Ellington will be the focal point of the Vols’ defense on Saturday. However, senior running back Tra Barnett and sophomore wide receiver Cornelius McCoy are both viable threats who will command attention as well. Meanwhile, the left side of the Georgia State offensive line features a pair of all-conference talents in Hunter Atkinson and Shamarious Gilmore.
In terms of game plan, look for Georgia State offensive coordinator Brad Glenn to try and exploit the absence of two of Tennessee’s best players on Saturday in linebacker Daniel Bituli (minor knee procedure) and cornerback Bryce Thompson (suspended). Filling the void for the Vols will be a pair of highly regarded true freshmen — LB Henry To’oto’o and CB Warren Burrell. Both players are extremely talented, but the Panther offense is sure to test their inexperience early and often.
The Panthers will also try to test Tennessee’s inexperienced defensive line, which lost all three starters from last season. Emmit Gooden, the Vols’ top returning defensive lineman, was also lost for the season with a torn ACL early in fall camp. The good news is that highly touted Michigan transfer Aubrey Solomon was declared eligible by the NCAA earlier in the week and should help bolster the new-look Tennessee front.
While there will likely be a few bumps in the road in Derrick Ansley’s debut as the Vols’ defensive coordinator, Tennessee still has a significant edge, and for the most part, the Vols should be able to hold the Panther attack at bay.
When Tennessee Has the Ball
Tennessee’s struggles on offense in 2018 were well documented, which is a big reason why offensive coordinator Jim Chaney was brought in from Georgia to help right the ship. Chaney inherits an experienced group of playmakers at the skill positions. But much of the Vols’ success on offense this season (or lack thereof) hinges on the improvement of Tennessee’s much-maligned offensive line and quarterback Jarrett Guarantano’s ability to take a step forward in 2019.
Jeremy Pruitt will use this game as an opportunity to test out a wide rotation of players along the offensive line in search of the “right combination.” Fortunately, star offensive lineman Trey Smith will be among those in the rotation. Smith was medically cleared to play this week, following a long stint on the sidelines with blood clots in his lungs.
While the Georgia State defense should be improved with the return of seven starters from last season, that is far from a huge vote of confidence for a group that ranked among the worst in the nation in 2018, primarily against lackluster competition. For that reason, Jim Chaney isn’t likely to open up the playbook too much on Saturday with bigger fish to fry down the line.
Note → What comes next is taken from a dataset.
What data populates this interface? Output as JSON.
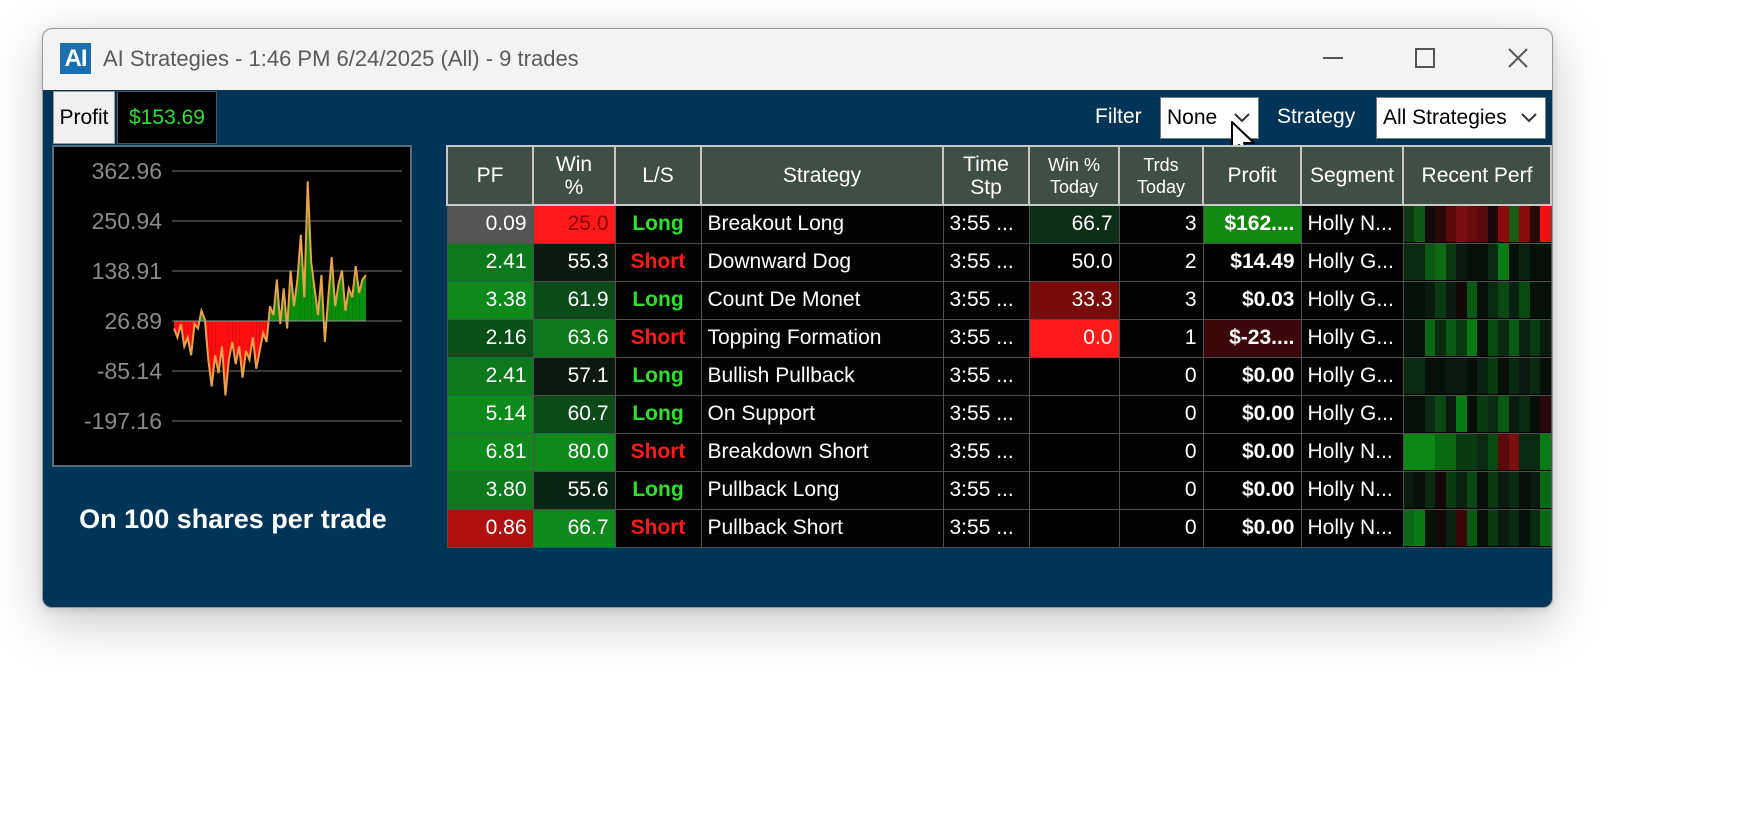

That said, you can probably expect Guarantano to take a few deep shots downfield. The Georgia State defense allowed the second-most plays of 30-plus yards in the FBS last season, averaging 3.6 per game. That also bodes well for big-play running back Ty Chandler.
Even with the Tennessee defense at less than full strength on Saturday, the Vols should be just fine on that side of the football. The bigger question: Will we see the same Tennessee offense that sputtered in easy matchups against the likes of UTEP and Charlotte last season, or will we see a much-improved Tennessee offense capable of dominating inferior competition? Time will tell, but all signs are pointing to the latter. While Georgia State will be a better football team in 2019, the Panthers are no match for a far superior Tennessee team on the road.
Prediction: Tennessee 41, Georgia State 13
— Written by Rob McVey, who is part of the Athlon Contributor Network. Follow him on Twitter @Rob_UTVOLS.